Meeting the Challenges of Software-Based Networks and Services
- Author(s): Mohammadkhan, Ali
- Advisor(s): Ramakrishnan, K.K.
- et al.
Nowadays, it is possible to have high-performance software-based network functions. This concept, known as Network Function Virtualization (NFV), enables us to run network functions on-demand and where they are needed. Another aspect of network softwarization is Software-defined networking (SDN), which separates data and control plane and a logically centralized controller controls data plane. The computer network enabled by SDN and NFV has unique and interesting challenges and opportunities. In these networks, network functions can be instantiated all over the network, and the flows are steered through them, which is known as service chaining.
In one branch of our work, we showed how jointly solving routing, and network function placement problem outperforms traditional placement solutions. Next step was designing a protocol for service chaining in these networks. Hence, we showed that efficient use of available information in the centralized controller makes the protocol more efficient with a reduces the number of messages and bits in the headers. Thus far, we had considered nodes as black boxes, but in the next branch of our work, we focused on each node. We proposed a solution for the architecture of a protocol-free software switch equipped with SmartNICs and the optimization of resources to carry out different tasks within each node.

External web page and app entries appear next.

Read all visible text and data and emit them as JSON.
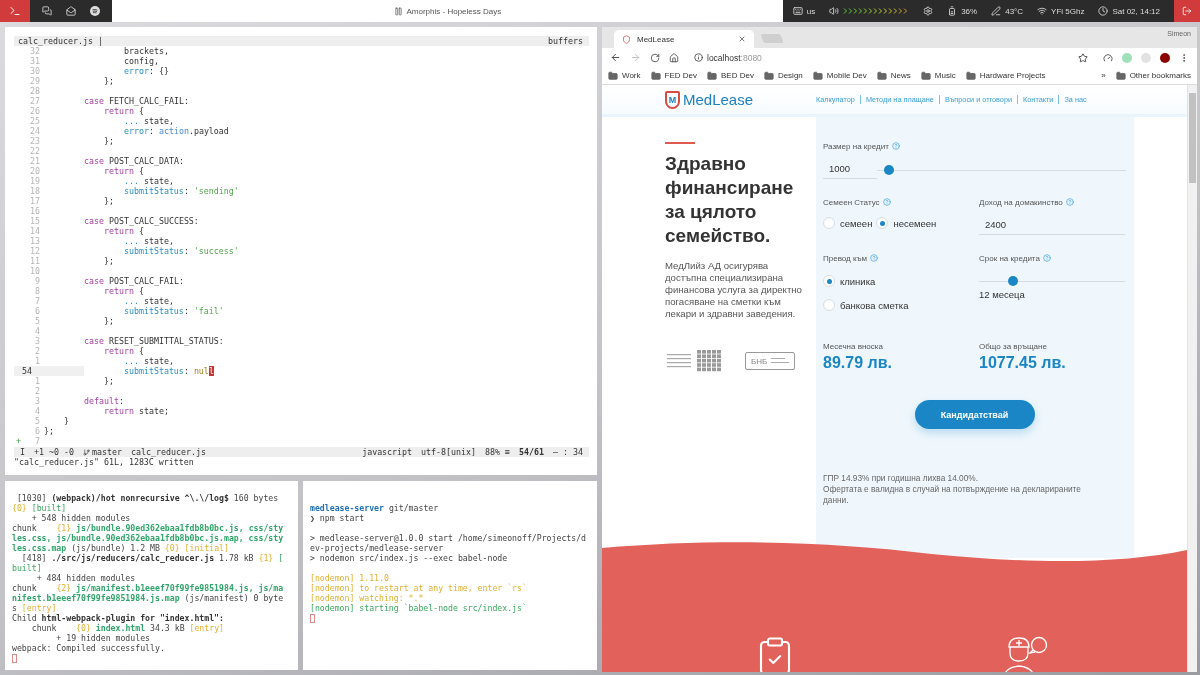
{
  "topbar": {
    "title": "Amorphis - Hopeless Days",
    "keyboard": "us",
    "battery": "36%",
    "temperature": "43°C",
    "wifi": "YFi 5Ghz",
    "clock": "Sat 02, 14:12"
  },
  "editor": {
    "tab": "calc_reducer.js |",
    "buffers": "buffers",
    "lines": [
      {
        "n": "32",
        "current": false,
        "s": [
          {
            "kind": "plain",
            "t": "                brackets,"
          }
        ]
      },
      {
        "n": "31",
        "current": false,
        "s": [
          {
            "kind": "plain",
            "t": "                config,"
          }
        ]
      },
      {
        "n": "30",
        "current": false,
        "s": [
          {
            "kind": "prop",
            "t": "                error"
          },
          {
            "kind": "plain",
            "t": ": {}"
          }
        ]
      },
      {
        "n": "29",
        "current": false,
        "s": [
          {
            "kind": "plain",
            "t": "            };"
          }
        ]
      },
      {
        "n": "28",
        "current": false
      },
      {
        "n": "27",
        "current": false,
        "s": [
          {
            "kind": "keyword",
            "t": "        case"
          },
          {
            "kind": "plain",
            "t": " FETCH_CALC_FAIL:"
          }
        ]
      },
      {
        "n": "26",
        "current": false,
        "s": [
          {
            "kind": "keyword",
            "t": "            return"
          },
          {
            "kind": "plain",
            "t": " {"
          }
        ]
      },
      {
        "n": "25",
        "current": false,
        "s": [
          {
            "kind": "prop",
            "t": "                ..."
          },
          {
            "kind": "plain",
            "t": " state,"
          }
        ]
      },
      {
        "n": "24",
        "current": false,
        "s": [
          {
            "kind": "prop",
            "t": "                error"
          },
          {
            "kind": "plain",
            "t": ": "
          },
          {
            "kind": "builtin",
            "t": "action"
          },
          {
            "kind": "plain",
            "t": ".payload"
          }
        ]
      },
      {
        "n": "23",
        "current": false,
        "s": [
          {
            "kind": "plain",
            "t": "            };"
          }
        ]
      },
      {
        "n": "22",
        "current": false
      },
      {
        "n": "21",
        "current": false,
        "s": [
          {
            "kind": "keyword",
            "t": "        case"
          },
          {
            "kind": "plain",
            "t": " POST_CALC_DATA:"
          }
        ]
      },
      {
        "n": "20",
        "current": false,
        "s": [
          {
            "kind": "keyword",
            "t": "            return"
          },
          {
            "kind": "plain",
            "t": " {"
          }
        ]
      },
      {
        "n": "19",
        "current": false,
        "s": [
          {
            "kind": "prop",
            "t": "                ..."
          },
          {
            "kind": "plain",
            "t": " state,"
          }
        ]
      },
      {
        "n": "18",
        "current": false,
        "s": [
          {
            "kind": "prop",
            "t": "                submitStatus"
          },
          {
            "kind": "plain",
            "t": ": "
          },
          {
            "kind": "string",
            "t": "'sending'"
          }
        ]
      },
      {
        "n": "17",
        "current": false,
        "s": [
          {
            "kind": "plain",
            "t": "            };"
          }
        ]
      },
      {
        "n": "16",
        "current": false
      },
      {
        "n": "15",
        "current": false,
        "s": [
          {
            "kind": "keyword",
            "t": "        case"
          },
          {
            "kind": "plain",
            "t": " POST_CALC_SUCCESS:"
          }
        ]
      },
      {
        "n": "14",
        "current": false,
        "s": [
          {
            "kind": "keyword",
            "t": "            return"
          },
          {
            "kind": "plain",
            "t": " {"
          }
        ]
      },
      {
        "n": "13",
        "current": false,
        "s": [
          {
            "kind": "prop",
            "t": "                ..."
          },
          {
            "kind": "plain",
            "t": " state,"
          }
        ]
      },
      {
        "n": "12",
        "current": false,
        "s": [
          {
            "kind": "prop",
            "t": "                submitStatus"
          },
          {
            "kind": "plain",
            "t": ": "
          },
          {
            "kind": "string",
            "t": "'success'"
          }
        ]
      },
      {
        "n": "11",
        "current": false,
        "s": [
          {
            "kind": "plain",
            "t": "            };"
          }
        ]
      },
      {
        "n": "10",
        "current": false
      },
      {
        "n": "9",
        "current": false,
        "s": [
          {
            "kind": "keyword",
            "t": "        case"
          },
          {
            "kind": "plain",
            "t": " POST_CALC_FAIL:"
          }
        ]
      },
      {
        "n": "8",
        "current": false,
        "s": [
          {
            "kind": "keyword",
            "t": "            return"
          },
          {
            "kind": "plain",
            "t": " {"
          }
        ]
      },
      {
        "n": "7",
        "current": false,
        "s": [
          {
            "kind": "prop",
            "t": "                ..."
          },
          {
            "kind": "plain",
            "t": " state,"
          }
        ]
      },
      {
        "n": "6",
        "current": false,
        "s": [
          {
            "kind": "prop",
            "t": "                submitStatus"
          },
          {
            "kind": "plain",
            "t": ": "
          },
          {
            "kind": "string",
            "t": "'fail'"
          }
        ]
      },
      {
        "n": "5",
        "current": false,
        "s": [
          {
            "kind": "plain",
            "t": "            };"
          }
        ]
      },
      {
        "n": "4",
        "current": false
      },
      {
        "n": "3",
        "current": false,
        "s": [
          {
            "kind": "keyword",
            "t": "        case"
          },
          {
            "kind": "plain",
            "t": " RESET_SUBMITTAL_STATUS:"
          }
        ]
      },
      {
        "n": "2",
        "current": false,
        "s": [
          {
            "kind": "keyword",
            "t": "            return"
          },
          {
            "kind": "plain",
            "t": " {"
          }
        ]
      },
      {
        "n": "1",
        "current": false,
        "s": [
          {
            "kind": "prop",
            "t": "                ..."
          },
          {
            "kind": "plain",
            "t": " state,"
          }
        ]
      },
      {
        "n": "54",
        "current": true,
        "s": [
          {
            "kind": "prop",
            "t": "                submitStatus"
          },
          {
            "kind": "plain",
            "t": ": "
          },
          {
            "kind": "null",
            "t": "nul"
          },
          {
            "kind": "cursor",
            "t": "l"
          }
        ]
      },
      {
        "n": "1",
        "current": false,
        "s": [
          {
            "kind": "plain",
            "t": "            };"
          }
        ]
      },
      {
        "n": "2",
        "current": false
      },
      {
        "n": "3",
        "current": false,
        "s": [
          {
            "kind": "keyword",
            "t": "        default"
          },
          {
            "kind": "plain",
            "t": ":"
          }
        ]
      },
      {
        "n": "4",
        "current": false,
        "s": [
          {
            "kind": "keyword",
            "t": "            return"
          },
          {
            "kind": "plain",
            "t": " state;"
          }
        ]
      },
      {
        "n": "5",
        "current": false,
        "s": [
          {
            "kind": "plain",
            "t": "    }"
          }
        ]
      },
      {
        "n": "6",
        "current": false,
        "s": [
          {
            "kind": "plain",
            "t": "};"
          }
        ]
      },
      {
        "n": "7",
        "current": false,
        "sign": "+"
      }
    ],
    "status": {
      "mode": "I",
      "changes": "+1 ~0 -0",
      "branch": "master",
      "file": "calc_reducer.js",
      "filetype": "javascript",
      "encoding": "utf-8[unix]",
      "percent": "88% ≡",
      "position": "54/61",
      "column": "— : 34"
    },
    "message": "\"calc_reducer.js\" 61L, 1283C written"
  },
  "terminal_left": [
    [
      {
        "kind": "plain",
        "t": " [1030] "
      },
      {
        "kind": "bold",
        "t": "(webpack)/hot nonrecursive ^\\.\\/log$"
      },
      {
        "kind": "plain",
        "t": " 160 bytes"
      }
    ],
    [
      {
        "kind": "number",
        "t": "{0}"
      },
      {
        "kind": "ok",
        "t": " [built]"
      }
    ],
    [
      {
        "kind": "plain",
        "t": "    + 548 hidden modules"
      }
    ],
    [
      {
        "kind": "plain",
        "t": "chunk    "
      },
      {
        "kind": "number",
        "t": "{1}"
      },
      {
        "kind": "path",
        "t": " js/bundle.90ed362ebaa1fdb8b0bc.js, css/sty"
      }
    ],
    [
      {
        "kind": "path",
        "t": "les.css, js/bundle.90ed362ebaa1fdb8b0bc.js.map, css/sty"
      }
    ],
    [
      {
        "kind": "path",
        "t": "les.css.map"
      },
      {
        "kind": "plain",
        "t": " (js/bundle) 1.2 MB "
      },
      {
        "kind": "number",
        "t": "{0}"
      },
      {
        "kind": "number",
        "t": " [initial]"
      }
    ],
    [
      {
        "kind": "plain",
        "t": "  [418] "
      },
      {
        "kind": "bold",
        "t": "./src/js/reducers/calc_reducer.js"
      },
      {
        "kind": "plain",
        "t": " 1.78 kB "
      },
      {
        "kind": "number",
        "t": "{1}"
      },
      {
        "kind": "ok",
        "t": " ["
      }
    ],
    [
      {
        "kind": "ok",
        "t": "built]"
      }
    ],
    [
      {
        "kind": "plain",
        "t": "     + 484 hidden modules"
      }
    ],
    [
      {
        "kind": "plain",
        "t": "chunk    "
      },
      {
        "kind": "number",
        "t": "{2}"
      },
      {
        "kind": "path",
        "t": " js/manifest.b1eeef70f99fe9851984.js, js/ma"
      }
    ],
    [
      {
        "kind": "path",
        "t": "nifest.b1eeef70f99fe9851984.js.map"
      },
      {
        "kind": "plain",
        "t": " (js/manifest) 0 byte"
      }
    ],
    [
      {
        "kind": "plain",
        "t": "s "
      },
      {
        "kind": "number",
        "t": "[entry]"
      }
    ],
    [
      {
        "kind": "plain",
        "t": "Child "
      },
      {
        "kind": "bold",
        "t": "html-webpack-plugin for \"index.html\":"
      }
    ],
    [
      {
        "kind": "plain",
        "t": "    chunk    "
      },
      {
        "kind": "number",
        "t": "{0}"
      },
      {
        "kind": "path",
        "t": " index.html"
      },
      {
        "kind": "plain",
        "t": " 34.3 kB "
      },
      {
        "kind": "number",
        "t": "[entry]"
      }
    ],
    [
      {
        "kind": "plain",
        "t": "         + 19 hidden modules"
      }
    ],
    [
      {
        "kind": "plain",
        "t": "webpack: Compiled successfully."
      }
    ]
  ],
  "terminal_right": [
    [
      [
        {
          "kind": "dir",
          "t": "medlease-server"
        },
        {
          "kind": "plain",
          "t": " git/master"
        }
      ],
      [
        {
          "kind": "plain",
          "t": "❯ npm start"
        }
      ]
    ],
    [
      [
        {
          "kind": "plain",
          "t": "> medlease-server@1.0.0 start /home/simeonoff/Projects/d"
        }
      ],
      [
        {
          "kind": "plain",
          "t": "ev-projects/medlease-server"
        }
      ],
      [
        {
          "kind": "plain",
          "t": "> nodemon src/index.js --exec babel-node"
        }
      ]
    ],
    [
      [
        {
          "kind": "number",
          "t": "[nodemon] 1.11.0"
        }
      ],
      [
        {
          "kind": "number",
          "t": "[nodemon] to restart at any time, enter `rs`"
        }
      ],
      [
        {
          "kind": "number",
          "t": "[nodemon] watching: *.*"
        }
      ],
      [
        {
          "kind": "ok",
          "t": "[nodemon] starting `babel-node src/index.js`"
        }
      ]
    ]
  ],
  "browser": {
    "profile": "Simeon",
    "tab": "MedLease",
    "forward_disabled": true,
    "url": {
      "host": "localhost",
      "port": ":8080"
    },
    "bookmarks": [
      "Work",
      "FED Dev",
      "BED Dev",
      "Design",
      "Mobile Dev",
      "News",
      "Music",
      "Hardware Projects"
    ],
    "bookmarks_more": "»",
    "other_bookmarks": "Other bookmarks"
  },
  "page": {
    "logo_mark": "M",
    "brand": "MedLease",
    "nav": [
      "Калкулатор",
      "Методи на плащане",
      "Въпроси и отговори",
      "Контакти",
      "За нас"
    ],
    "heading": "Здравно финансиране за цялото семейство.",
    "intro": "МедЛийз АД осигурява достъпна специализирана финансова услуга за директно погасяване на сметки към лекари и здравни заведения.",
    "badge": "БНБ",
    "form": {
      "amount": {
        "label": "Размер на кредит",
        "value": "1000",
        "level": 0.05
      },
      "status": {
        "label": "Семеен Статус",
        "options": [
          {
            "label": "семеен",
            "selected": false
          },
          {
            "label": "несемеен",
            "selected": true
          }
        ]
      },
      "income": {
        "label": "Доход на домакинство",
        "value": "2400"
      },
      "transfer": {
        "label": "Превод към",
        "options": [
          {
            "label": "клиника",
            "selected": true
          },
          {
            "label": "банкова сметка",
            "selected": false
          }
        ]
      },
      "term": {
        "label": "Срок на кредита",
        "level": 0.23,
        "reading": "12 месеца"
      },
      "results": [
        {
          "label": "Месечна вноска",
          "value": "89.79 лв."
        },
        {
          "label": "Общо за връщане",
          "value": "1077.45 лв."
        }
      ],
      "submit": "Кандидатствай",
      "notes": [
        "ГПР 14.93% при годишна лихва 14.00%.",
        "Офертата е валидна в случай на потвърждение на декларираните данни."
      ]
    }
  }
}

Based on the lessons we learned in the projects above, we worked on the application of these technologies in the cellular domain. We proposed an NFV-based architecture and protocol for the cellular packet core. Our proposed architecture, CleanG, is simple, scalable, and efficient. In addition, in the CleanG protocol, the number of control messages exchanged is reduced dramatically, and packets are forwarded through more efficient tunneling. This reduction in messages lowers the delay and the load on control plane components, which increases the system capacity dramatically.
In conclusion, software-based networks provide a plethora of opportunities for the next generations of networks. However, to leverage them efficiently, we believe merely implementing hardware components as a software piece is not the answer. Thus, it is crucial to rethink the architecture and protocols, and the specific challenges and opportunities of software-based networks should be considered.